- [Your task]
A single number is the answer: how many lines of the entries contain the word "content"?

━━━ Data records ━━━

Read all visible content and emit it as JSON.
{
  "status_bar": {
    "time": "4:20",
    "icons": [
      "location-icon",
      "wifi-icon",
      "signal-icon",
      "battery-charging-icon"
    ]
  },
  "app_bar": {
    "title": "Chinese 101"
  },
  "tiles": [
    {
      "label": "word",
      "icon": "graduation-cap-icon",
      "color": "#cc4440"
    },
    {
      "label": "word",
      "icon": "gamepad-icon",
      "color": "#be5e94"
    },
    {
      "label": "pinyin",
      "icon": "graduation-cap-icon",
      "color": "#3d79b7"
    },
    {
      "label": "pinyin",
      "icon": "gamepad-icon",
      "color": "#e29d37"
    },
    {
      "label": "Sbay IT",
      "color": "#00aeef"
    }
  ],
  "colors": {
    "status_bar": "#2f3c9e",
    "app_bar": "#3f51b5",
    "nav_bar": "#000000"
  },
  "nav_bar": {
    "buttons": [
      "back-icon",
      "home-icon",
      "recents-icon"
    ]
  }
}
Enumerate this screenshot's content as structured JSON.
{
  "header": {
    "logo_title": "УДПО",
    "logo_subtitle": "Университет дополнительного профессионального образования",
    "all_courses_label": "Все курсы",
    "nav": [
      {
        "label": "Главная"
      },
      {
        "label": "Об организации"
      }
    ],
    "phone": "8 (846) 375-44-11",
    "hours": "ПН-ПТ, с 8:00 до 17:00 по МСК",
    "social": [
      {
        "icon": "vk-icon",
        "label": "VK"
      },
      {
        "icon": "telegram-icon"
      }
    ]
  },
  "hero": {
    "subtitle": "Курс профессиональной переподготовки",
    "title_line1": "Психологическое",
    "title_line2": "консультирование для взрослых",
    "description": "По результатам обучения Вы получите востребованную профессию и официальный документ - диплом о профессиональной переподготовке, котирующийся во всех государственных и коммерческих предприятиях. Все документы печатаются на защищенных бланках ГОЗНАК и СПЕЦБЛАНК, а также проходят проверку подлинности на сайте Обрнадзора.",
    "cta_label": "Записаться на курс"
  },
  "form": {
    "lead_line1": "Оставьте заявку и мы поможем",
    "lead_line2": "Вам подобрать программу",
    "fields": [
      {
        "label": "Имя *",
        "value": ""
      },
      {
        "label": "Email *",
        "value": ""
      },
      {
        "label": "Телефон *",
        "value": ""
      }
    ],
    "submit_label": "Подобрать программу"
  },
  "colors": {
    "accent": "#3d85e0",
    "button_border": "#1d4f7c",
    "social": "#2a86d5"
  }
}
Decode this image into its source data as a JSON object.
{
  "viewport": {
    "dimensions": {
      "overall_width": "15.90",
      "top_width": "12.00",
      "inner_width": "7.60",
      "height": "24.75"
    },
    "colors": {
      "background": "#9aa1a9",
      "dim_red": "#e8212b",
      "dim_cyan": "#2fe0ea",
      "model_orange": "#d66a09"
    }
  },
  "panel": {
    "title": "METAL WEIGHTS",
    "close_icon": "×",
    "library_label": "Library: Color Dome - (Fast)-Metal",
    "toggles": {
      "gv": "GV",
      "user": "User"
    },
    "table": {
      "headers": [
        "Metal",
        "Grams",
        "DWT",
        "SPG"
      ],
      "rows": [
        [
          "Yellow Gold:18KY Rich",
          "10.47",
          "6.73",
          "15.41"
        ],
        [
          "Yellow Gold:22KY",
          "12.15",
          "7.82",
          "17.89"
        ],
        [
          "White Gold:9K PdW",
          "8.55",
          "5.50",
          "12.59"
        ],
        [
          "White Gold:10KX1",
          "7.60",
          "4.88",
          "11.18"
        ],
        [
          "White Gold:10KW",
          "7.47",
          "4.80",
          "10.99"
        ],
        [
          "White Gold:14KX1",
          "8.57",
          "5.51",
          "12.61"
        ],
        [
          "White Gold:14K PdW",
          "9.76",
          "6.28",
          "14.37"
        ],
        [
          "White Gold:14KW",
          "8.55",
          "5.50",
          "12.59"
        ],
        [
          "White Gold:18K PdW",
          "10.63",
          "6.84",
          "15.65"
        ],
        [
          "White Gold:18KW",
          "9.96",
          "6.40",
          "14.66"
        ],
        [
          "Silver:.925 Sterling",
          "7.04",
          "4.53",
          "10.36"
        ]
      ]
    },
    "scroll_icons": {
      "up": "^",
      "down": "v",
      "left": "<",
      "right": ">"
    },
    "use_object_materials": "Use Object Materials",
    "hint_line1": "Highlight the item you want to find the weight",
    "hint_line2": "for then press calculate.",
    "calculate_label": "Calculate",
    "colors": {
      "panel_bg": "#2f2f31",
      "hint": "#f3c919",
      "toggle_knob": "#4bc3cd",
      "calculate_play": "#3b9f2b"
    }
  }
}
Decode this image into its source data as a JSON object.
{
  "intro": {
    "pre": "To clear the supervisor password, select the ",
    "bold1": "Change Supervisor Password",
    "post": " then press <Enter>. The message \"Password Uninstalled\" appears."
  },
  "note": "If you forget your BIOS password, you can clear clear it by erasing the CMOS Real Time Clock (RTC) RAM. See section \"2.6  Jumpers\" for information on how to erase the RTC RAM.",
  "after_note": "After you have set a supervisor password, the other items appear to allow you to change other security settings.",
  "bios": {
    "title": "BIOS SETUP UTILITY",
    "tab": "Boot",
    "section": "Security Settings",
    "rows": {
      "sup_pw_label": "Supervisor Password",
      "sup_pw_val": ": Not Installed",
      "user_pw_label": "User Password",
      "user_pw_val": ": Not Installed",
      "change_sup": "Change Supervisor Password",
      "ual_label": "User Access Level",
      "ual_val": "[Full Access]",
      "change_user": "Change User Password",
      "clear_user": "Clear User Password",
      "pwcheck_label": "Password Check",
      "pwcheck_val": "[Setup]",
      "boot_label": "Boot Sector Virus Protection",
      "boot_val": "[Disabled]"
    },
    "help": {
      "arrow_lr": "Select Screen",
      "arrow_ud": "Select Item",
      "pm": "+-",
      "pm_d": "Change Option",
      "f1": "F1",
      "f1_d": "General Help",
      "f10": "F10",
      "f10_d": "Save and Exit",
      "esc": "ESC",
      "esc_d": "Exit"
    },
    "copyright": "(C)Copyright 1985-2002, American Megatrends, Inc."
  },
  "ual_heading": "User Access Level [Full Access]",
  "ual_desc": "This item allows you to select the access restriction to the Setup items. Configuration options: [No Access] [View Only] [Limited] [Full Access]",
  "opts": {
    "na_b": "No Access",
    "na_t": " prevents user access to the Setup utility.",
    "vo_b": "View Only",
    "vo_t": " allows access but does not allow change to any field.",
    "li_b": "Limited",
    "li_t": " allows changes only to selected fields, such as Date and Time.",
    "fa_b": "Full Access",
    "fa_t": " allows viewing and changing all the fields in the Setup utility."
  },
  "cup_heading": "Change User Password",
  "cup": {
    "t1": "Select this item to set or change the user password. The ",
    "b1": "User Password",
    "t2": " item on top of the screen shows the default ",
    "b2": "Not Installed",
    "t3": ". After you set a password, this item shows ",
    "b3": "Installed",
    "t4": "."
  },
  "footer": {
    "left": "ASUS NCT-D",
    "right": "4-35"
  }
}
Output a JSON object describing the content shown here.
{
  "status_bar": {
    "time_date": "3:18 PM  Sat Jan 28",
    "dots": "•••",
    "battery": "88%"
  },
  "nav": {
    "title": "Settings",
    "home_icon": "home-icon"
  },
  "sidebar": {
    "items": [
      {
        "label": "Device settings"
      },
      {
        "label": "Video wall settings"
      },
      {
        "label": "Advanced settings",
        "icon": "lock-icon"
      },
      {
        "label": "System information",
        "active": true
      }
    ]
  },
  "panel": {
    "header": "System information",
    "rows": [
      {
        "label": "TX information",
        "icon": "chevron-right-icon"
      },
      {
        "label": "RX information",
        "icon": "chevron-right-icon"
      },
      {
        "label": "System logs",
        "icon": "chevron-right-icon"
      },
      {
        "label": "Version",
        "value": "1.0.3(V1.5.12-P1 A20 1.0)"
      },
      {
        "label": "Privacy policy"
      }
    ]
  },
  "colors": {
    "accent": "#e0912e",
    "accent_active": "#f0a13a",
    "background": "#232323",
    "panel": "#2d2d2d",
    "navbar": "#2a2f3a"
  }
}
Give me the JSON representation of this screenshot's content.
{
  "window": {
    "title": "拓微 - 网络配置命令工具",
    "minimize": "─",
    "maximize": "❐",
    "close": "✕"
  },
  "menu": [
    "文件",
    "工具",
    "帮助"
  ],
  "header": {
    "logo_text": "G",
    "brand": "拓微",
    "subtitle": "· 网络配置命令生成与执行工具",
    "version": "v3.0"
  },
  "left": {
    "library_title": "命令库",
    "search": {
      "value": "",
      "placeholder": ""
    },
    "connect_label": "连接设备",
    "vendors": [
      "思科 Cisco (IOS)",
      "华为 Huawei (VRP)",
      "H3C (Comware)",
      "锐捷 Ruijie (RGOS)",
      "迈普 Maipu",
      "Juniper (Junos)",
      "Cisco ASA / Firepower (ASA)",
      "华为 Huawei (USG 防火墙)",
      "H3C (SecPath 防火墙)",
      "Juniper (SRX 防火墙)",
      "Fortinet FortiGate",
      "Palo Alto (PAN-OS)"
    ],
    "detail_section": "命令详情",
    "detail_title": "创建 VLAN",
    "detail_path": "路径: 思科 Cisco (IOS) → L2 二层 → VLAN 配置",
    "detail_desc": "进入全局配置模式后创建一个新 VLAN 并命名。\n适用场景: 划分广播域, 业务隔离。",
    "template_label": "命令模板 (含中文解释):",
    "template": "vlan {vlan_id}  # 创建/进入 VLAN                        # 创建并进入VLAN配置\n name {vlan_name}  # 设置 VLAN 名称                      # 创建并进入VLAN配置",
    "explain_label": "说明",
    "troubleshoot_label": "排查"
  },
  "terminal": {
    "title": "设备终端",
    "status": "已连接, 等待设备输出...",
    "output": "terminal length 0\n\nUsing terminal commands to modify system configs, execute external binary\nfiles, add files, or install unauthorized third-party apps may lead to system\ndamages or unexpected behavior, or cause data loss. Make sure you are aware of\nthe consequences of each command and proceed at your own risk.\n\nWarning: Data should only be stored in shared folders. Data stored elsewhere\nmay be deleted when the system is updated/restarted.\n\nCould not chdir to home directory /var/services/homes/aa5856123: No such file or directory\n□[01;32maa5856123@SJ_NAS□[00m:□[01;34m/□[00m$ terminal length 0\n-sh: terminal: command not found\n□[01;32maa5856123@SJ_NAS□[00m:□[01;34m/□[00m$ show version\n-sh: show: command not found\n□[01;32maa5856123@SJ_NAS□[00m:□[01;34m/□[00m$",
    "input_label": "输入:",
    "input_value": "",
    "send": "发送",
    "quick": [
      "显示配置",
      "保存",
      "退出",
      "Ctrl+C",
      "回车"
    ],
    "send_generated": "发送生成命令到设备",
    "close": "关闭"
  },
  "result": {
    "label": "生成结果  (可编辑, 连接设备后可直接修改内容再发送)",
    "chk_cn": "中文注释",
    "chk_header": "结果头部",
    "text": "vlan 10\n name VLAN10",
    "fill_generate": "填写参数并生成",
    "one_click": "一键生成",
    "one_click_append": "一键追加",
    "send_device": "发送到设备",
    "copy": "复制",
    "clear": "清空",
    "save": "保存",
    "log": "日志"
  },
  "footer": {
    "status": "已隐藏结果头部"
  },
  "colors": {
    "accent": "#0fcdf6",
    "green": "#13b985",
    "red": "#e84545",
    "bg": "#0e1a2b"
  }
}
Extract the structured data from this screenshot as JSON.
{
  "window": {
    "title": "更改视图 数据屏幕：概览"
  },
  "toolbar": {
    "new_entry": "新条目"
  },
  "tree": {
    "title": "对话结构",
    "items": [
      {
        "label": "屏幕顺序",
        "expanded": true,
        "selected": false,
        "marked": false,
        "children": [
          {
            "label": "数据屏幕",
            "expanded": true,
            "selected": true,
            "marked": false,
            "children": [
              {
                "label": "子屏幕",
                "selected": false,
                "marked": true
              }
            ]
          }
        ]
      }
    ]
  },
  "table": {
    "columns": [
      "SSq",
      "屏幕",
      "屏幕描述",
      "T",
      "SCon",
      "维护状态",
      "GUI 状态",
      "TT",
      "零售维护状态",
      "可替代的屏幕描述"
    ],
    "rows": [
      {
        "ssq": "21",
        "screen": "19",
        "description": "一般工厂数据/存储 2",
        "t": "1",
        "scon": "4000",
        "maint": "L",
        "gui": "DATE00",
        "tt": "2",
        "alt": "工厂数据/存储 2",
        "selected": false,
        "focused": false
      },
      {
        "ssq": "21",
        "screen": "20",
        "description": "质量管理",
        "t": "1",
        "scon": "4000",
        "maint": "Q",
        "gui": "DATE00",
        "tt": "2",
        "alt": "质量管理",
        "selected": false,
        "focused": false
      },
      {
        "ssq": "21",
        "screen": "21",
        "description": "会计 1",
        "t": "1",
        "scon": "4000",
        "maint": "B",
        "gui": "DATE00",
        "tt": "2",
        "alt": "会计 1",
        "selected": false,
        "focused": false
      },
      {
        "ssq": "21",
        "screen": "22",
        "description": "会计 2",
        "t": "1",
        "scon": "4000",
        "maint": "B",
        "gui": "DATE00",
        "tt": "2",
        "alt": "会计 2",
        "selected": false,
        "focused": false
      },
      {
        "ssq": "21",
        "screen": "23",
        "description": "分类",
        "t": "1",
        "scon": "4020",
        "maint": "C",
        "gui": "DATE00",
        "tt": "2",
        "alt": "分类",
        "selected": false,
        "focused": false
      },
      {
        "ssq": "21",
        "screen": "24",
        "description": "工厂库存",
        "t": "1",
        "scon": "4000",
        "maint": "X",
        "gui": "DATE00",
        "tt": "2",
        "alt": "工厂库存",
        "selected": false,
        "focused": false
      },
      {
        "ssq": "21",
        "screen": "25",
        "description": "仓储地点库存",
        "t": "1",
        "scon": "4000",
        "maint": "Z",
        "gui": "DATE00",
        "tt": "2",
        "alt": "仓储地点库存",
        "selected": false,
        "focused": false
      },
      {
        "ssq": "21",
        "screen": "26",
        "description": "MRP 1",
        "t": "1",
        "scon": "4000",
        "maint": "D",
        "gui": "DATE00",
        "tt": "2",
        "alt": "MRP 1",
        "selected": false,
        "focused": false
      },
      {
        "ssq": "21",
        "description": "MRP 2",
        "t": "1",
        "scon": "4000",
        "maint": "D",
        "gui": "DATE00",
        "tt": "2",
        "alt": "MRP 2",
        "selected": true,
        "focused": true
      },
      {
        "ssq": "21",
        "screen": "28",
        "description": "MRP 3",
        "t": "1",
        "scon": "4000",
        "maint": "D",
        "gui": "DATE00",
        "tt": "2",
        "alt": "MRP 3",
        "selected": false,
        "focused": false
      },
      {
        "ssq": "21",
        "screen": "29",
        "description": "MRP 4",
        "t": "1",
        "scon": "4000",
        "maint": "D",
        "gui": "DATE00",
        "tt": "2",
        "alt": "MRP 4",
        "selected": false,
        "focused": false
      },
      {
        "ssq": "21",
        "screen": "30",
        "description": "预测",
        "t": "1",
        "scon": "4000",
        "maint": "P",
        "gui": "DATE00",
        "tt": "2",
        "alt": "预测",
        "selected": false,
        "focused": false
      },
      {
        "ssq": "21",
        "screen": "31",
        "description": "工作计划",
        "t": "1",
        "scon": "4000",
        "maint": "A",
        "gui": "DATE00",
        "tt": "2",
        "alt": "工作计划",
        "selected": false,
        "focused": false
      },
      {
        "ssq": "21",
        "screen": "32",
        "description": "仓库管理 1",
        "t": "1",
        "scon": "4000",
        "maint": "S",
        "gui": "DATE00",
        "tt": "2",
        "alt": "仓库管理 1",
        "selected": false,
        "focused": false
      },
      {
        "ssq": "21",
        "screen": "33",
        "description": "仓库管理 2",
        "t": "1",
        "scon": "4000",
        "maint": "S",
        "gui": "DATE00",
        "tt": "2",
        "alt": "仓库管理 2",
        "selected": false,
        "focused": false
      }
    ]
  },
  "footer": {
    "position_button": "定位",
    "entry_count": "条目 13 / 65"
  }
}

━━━

- [Expected answer]
4